» **AIM OF THE TASK**:
What is needed is an exact copy of the records, with the images left out.

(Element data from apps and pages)
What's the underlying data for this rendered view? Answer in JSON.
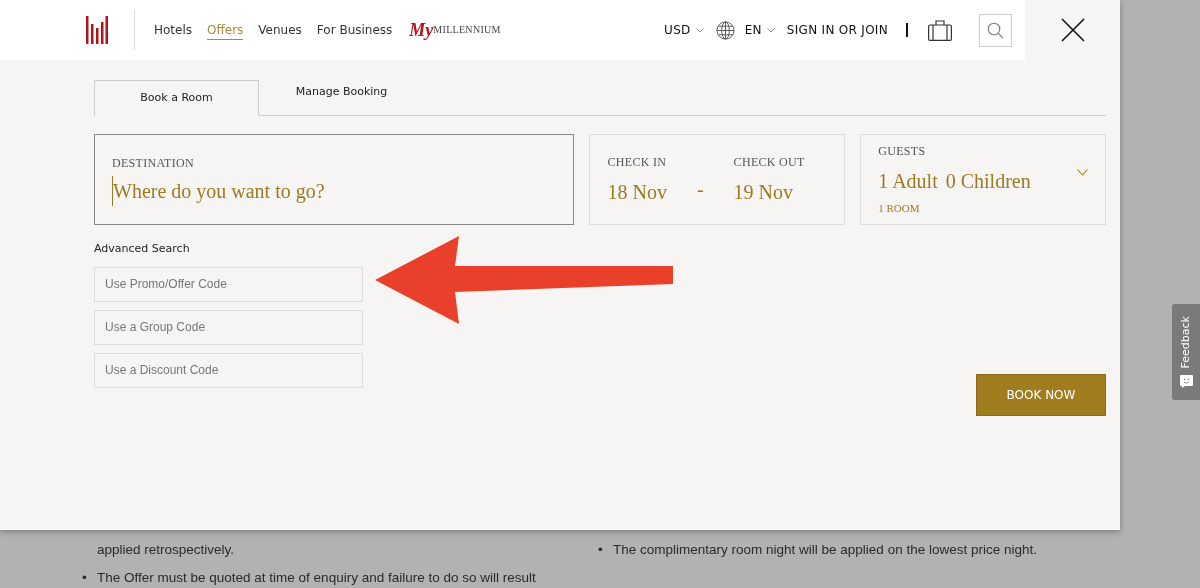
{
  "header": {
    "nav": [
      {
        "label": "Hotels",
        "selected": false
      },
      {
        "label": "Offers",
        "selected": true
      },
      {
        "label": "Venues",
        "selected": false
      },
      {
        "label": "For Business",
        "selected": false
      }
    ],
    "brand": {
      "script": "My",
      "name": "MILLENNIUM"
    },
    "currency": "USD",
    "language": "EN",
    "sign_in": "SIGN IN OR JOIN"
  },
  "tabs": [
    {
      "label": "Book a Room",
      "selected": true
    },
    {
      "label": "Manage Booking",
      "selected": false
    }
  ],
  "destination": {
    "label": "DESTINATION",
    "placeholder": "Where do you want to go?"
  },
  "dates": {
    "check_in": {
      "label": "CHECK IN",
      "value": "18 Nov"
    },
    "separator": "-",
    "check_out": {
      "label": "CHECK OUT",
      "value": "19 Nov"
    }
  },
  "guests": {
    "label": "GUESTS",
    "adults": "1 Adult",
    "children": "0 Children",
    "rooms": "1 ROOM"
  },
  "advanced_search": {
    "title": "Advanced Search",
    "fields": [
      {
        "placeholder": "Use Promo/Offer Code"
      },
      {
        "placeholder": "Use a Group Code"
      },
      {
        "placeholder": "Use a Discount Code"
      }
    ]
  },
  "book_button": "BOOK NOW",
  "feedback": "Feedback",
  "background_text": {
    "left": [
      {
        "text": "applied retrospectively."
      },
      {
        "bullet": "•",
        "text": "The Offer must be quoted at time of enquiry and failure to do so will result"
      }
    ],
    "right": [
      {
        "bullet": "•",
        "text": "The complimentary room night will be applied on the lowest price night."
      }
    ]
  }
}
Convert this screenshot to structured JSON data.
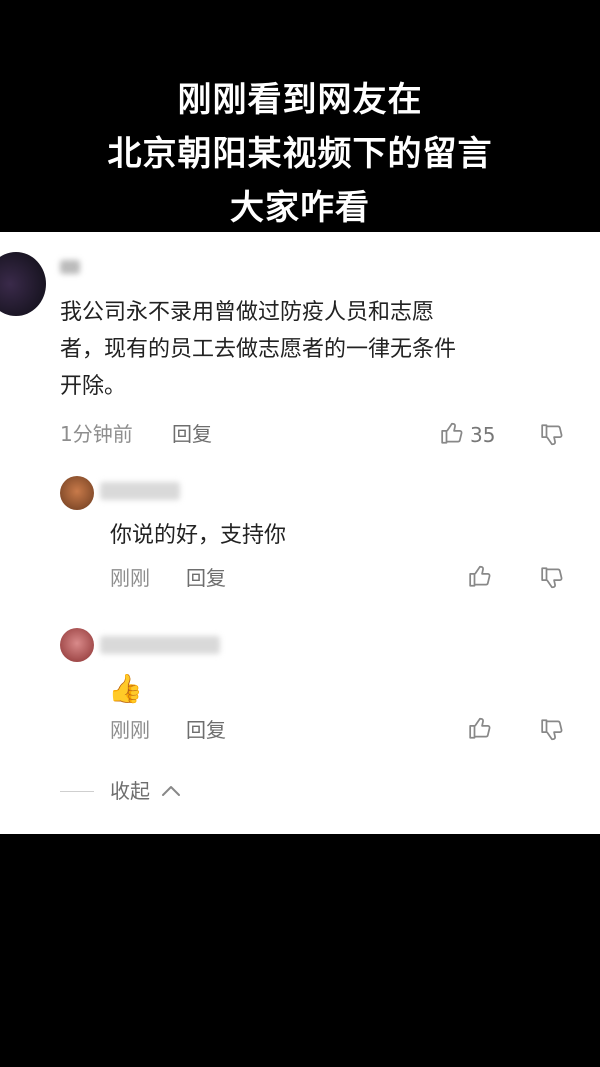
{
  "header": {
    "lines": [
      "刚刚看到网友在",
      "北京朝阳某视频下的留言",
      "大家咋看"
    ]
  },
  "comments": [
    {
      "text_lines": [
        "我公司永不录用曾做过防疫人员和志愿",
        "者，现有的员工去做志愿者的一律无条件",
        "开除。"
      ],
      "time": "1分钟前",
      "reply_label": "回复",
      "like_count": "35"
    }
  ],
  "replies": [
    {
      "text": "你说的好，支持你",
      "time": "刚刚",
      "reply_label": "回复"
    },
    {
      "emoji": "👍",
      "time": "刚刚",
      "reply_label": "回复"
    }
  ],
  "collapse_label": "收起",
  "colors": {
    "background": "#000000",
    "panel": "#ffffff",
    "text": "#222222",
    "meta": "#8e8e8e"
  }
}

» **ANSWER SECTION**:
What's the underlying data for this rendered view? Answer in JSON.
{
  "header": {
    "nav": [
      {
        "label": "Hotels",
        "selected": false
      },
      {
        "label": "Offers",
        "selected": true
      },
      {
        "label": "Venues",
        "selected": false
      },
      {
        "label": "For Business",
        "selected": false
      }
    ],
    "brand": {
      "script": "My",
      "name": "MILLENNIUM"
    },
    "currency": "USD",
    "language": "EN",
    "sign_in": "SIGN IN OR JOIN"
  },
  "tabs": [
    {
      "label": "Book a Room",
      "selected": true
    },
    {
      "label": "Manage Booking",
      "selected": false
    }
  ],
  "destination": {
    "label": "DESTINATION",
    "placeholder": "Where do you want to go?"
  },
  "dates": {
    "check_in": {
      "label": "CHECK IN",
      "value": "18 Nov"
    },
    "separator": "-",
    "check_out": {
      "label": "CHECK OUT",
      "value": "19 Nov"
    }
  },
  "guests": {
    "label": "GUESTS",
    "adults": "1 Adult",
    "children": "0 Children",
    "rooms": "1 ROOM"
  },
  "advanced_search": {
    "title": "Advanced Search",
    "fields": [
      {
        "placeholder": "Use Promo/Offer Code"
      },
      {
        "placeholder": "Use a Group Code"
      },
      {
        "placeholder": "Use a Discount Code"
      }
    ]
  },
  "book_button": "BOOK NOW",
  "feedback": "Feedback",
  "background_text": {
    "left": [
      {
        "text": "applied retrospectively."
      },
      {
        "bullet": "•",
        "text": "The Offer must be quoted at time of enquiry and failure to do so will result"
      }
    ],
    "right": [
      {
        "bullet": "•",
        "text": "The complimentary room night will be applied on the lowest price night."
      }
    ]
  }
}
Convert this screenshot to structured JSON data.
{
  "header": {
    "lines": [
      "刚刚看到网友在",
      "北京朝阳某视频下的留言",
      "大家咋看"
    ]
  },
  "comments": [
    {
      "text_lines": [
        "我公司永不录用曾做过防疫人员和志愿",
        "者，现有的员工去做志愿者的一律无条件",
        "开除。"
      ],
      "time": "1分钟前",
      "reply_label": "回复",
      "like_count": "35"
    }
  ],
  "replies": [
    {
      "text": "你说的好，支持你",
      "time": "刚刚",
      "reply_label": "回复"
    },
    {
      "emoji": "👍",
      "time": "刚刚",
      "reply_label": "回复"
    }
  ],
  "collapse_label": "收起",
  "colors": {
    "background": "#000000",
    "panel": "#ffffff",
    "text": "#222222",
    "meta": "#8e8e8e"
  }
}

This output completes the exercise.